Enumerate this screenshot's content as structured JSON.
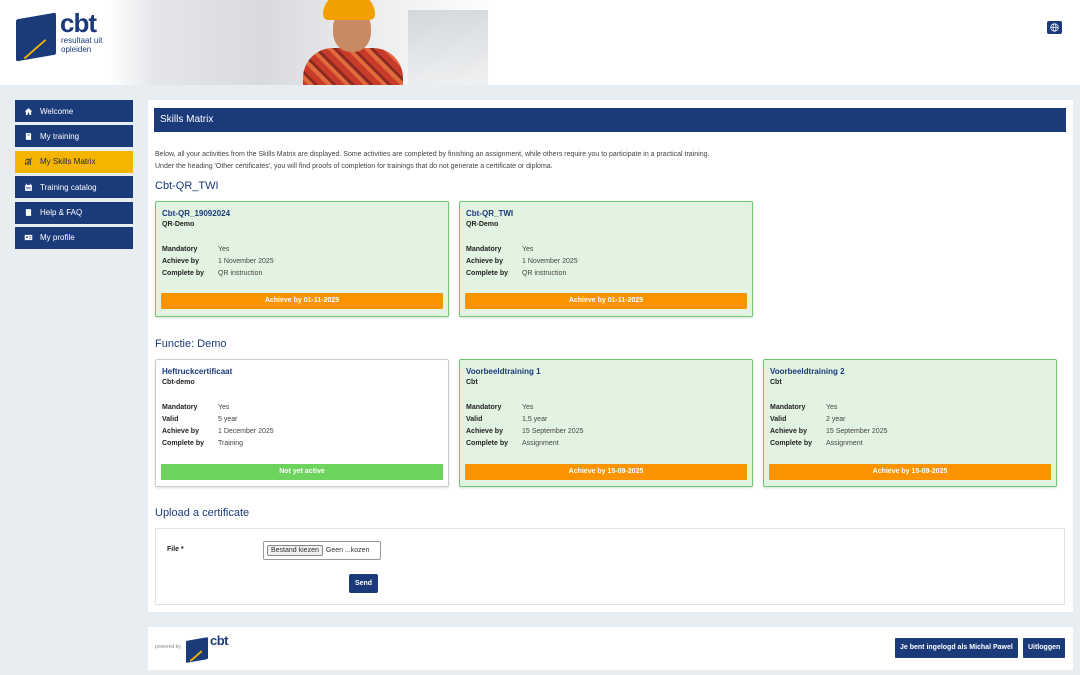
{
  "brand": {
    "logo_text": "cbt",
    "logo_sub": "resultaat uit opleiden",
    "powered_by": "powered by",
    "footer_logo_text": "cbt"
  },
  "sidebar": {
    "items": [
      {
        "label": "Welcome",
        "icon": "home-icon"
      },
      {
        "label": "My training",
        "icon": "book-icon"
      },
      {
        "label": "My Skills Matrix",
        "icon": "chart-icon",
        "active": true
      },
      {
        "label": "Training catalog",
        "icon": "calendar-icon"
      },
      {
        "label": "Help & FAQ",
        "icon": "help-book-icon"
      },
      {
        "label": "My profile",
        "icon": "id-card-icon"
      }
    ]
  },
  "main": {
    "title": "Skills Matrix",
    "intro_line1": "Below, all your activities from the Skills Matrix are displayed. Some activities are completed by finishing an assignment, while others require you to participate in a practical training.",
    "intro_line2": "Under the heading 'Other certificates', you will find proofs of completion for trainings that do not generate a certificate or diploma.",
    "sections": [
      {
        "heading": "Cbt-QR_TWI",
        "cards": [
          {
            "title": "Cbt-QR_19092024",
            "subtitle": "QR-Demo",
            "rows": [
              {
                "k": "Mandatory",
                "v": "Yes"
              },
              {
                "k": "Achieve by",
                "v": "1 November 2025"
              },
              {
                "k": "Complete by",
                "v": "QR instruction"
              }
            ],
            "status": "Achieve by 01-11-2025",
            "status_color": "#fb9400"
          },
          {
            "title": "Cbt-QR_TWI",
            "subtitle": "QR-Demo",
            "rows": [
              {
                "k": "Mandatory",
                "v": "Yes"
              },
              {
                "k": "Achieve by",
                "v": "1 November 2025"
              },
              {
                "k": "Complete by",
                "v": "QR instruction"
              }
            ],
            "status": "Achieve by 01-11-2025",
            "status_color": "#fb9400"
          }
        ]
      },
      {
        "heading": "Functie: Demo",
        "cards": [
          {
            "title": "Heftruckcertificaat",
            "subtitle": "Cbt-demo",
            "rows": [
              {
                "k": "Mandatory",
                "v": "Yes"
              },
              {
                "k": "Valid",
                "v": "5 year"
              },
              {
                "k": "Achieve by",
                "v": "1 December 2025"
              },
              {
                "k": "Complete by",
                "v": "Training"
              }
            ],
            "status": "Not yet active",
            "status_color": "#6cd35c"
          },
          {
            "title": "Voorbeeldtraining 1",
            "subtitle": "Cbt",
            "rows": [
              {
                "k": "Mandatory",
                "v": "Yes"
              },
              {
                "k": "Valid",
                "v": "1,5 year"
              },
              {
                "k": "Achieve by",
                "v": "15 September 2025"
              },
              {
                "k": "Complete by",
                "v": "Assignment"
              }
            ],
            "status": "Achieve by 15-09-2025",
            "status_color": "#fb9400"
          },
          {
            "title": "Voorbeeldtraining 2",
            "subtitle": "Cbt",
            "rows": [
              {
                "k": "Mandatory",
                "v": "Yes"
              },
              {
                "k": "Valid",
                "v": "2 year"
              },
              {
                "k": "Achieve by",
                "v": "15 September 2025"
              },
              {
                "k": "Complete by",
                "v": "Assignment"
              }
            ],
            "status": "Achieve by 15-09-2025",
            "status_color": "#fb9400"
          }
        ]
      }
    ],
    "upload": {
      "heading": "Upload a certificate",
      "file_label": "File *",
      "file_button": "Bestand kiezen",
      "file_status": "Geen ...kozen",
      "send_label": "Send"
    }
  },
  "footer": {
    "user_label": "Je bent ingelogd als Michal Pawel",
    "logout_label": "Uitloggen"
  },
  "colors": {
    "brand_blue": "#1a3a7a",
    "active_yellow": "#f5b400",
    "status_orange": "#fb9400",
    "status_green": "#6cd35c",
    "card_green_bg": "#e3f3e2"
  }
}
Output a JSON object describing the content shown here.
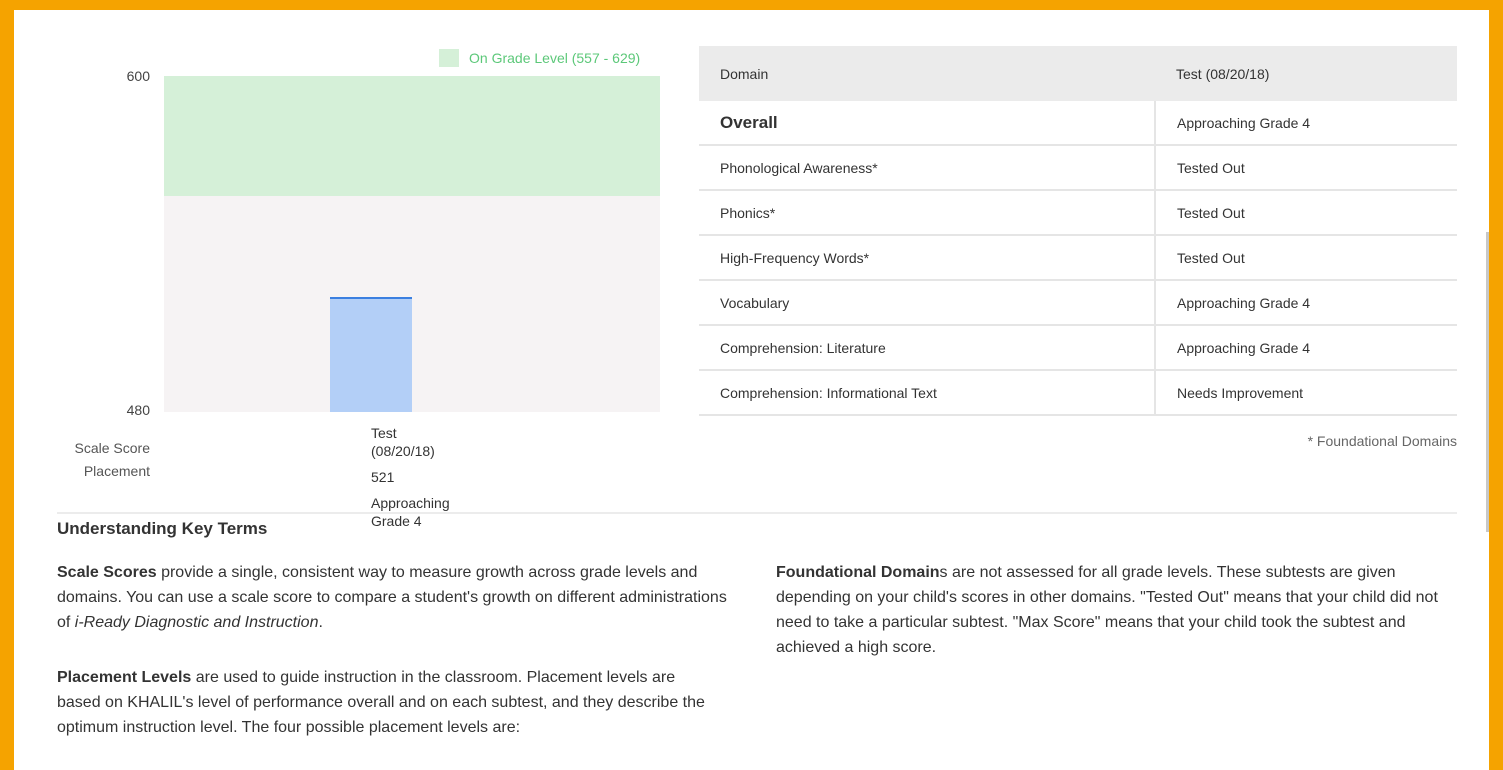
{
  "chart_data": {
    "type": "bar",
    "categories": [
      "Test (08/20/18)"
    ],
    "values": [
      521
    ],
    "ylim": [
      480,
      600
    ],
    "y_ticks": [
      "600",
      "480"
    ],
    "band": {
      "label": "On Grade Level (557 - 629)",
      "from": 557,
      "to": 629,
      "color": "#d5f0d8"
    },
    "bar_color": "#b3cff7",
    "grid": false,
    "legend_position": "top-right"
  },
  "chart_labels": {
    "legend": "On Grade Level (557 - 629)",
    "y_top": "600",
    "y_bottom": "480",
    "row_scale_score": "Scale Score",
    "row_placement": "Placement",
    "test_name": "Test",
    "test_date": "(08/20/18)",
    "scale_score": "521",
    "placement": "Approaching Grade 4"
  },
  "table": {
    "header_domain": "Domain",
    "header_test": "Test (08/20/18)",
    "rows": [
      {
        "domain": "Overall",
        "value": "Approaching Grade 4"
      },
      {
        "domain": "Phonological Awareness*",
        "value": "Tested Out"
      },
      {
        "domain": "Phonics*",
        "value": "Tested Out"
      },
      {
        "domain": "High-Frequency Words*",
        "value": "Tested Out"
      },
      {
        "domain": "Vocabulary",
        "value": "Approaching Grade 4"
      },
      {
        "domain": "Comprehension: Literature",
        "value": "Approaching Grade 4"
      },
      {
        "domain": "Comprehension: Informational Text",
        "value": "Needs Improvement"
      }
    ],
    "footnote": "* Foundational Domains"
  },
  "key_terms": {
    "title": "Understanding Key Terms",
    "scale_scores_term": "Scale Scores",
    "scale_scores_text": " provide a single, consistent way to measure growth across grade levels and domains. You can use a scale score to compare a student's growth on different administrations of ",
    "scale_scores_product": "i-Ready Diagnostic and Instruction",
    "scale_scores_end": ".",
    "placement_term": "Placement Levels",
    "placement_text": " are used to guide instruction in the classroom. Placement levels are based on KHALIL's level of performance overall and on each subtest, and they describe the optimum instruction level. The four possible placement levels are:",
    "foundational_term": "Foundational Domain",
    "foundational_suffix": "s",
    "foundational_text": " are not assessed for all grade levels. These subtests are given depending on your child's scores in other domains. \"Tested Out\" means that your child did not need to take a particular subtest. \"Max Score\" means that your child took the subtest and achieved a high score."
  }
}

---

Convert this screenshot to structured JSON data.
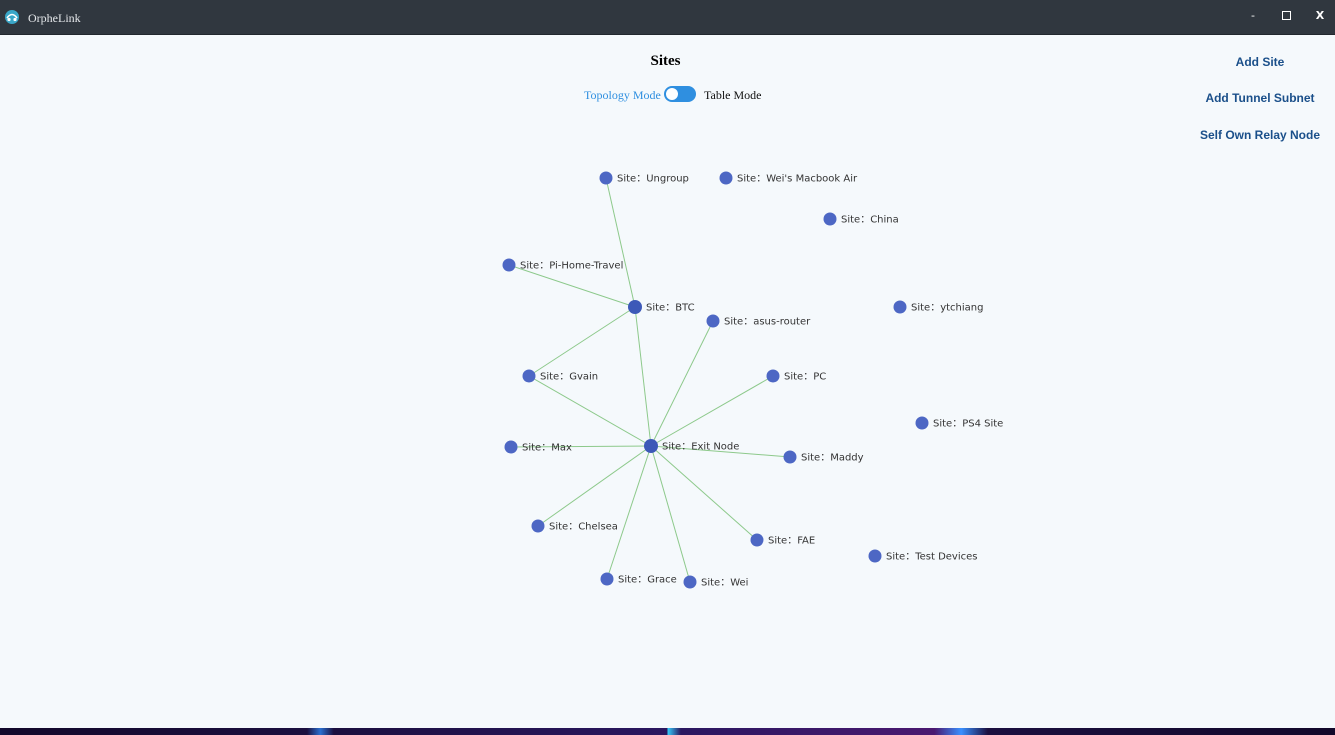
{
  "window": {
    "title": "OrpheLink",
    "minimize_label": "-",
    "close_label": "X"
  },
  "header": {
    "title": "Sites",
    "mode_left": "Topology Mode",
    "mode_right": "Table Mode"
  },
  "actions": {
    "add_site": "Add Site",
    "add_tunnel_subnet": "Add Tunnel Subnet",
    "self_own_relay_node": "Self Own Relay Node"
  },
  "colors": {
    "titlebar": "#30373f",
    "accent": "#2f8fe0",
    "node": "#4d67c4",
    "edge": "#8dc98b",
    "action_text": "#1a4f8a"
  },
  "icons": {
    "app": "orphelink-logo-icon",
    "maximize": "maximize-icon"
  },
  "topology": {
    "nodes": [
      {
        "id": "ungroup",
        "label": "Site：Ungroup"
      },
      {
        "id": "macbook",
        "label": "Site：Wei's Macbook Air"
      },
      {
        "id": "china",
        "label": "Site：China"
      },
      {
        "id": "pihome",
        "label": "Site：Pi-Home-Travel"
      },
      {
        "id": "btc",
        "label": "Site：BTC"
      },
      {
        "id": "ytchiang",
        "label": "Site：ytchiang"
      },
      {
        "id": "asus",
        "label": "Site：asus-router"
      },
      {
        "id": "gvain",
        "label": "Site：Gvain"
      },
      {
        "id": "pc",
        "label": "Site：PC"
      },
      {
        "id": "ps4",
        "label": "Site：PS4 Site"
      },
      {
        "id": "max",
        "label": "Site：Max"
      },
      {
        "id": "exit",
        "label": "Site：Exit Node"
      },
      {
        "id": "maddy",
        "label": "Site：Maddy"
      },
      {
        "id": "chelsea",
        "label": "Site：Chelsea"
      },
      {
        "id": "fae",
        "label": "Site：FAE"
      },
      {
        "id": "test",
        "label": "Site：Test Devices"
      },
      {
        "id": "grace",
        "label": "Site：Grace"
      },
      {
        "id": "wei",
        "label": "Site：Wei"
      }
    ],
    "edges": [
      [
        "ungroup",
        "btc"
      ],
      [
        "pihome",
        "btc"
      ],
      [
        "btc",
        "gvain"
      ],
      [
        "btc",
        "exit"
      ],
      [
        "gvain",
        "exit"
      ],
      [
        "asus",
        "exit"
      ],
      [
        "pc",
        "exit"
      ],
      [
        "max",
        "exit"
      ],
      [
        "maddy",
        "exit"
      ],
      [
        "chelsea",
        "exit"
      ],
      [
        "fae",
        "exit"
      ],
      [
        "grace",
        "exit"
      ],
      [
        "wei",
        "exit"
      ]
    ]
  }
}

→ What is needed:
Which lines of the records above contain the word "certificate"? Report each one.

→ Answer box:
    "intro_line2": "Under the heading 'Other certificates', you will find proofs of completion for trainings that do not generate a certificate or diploma.",
      "heading": "Upload a certificate",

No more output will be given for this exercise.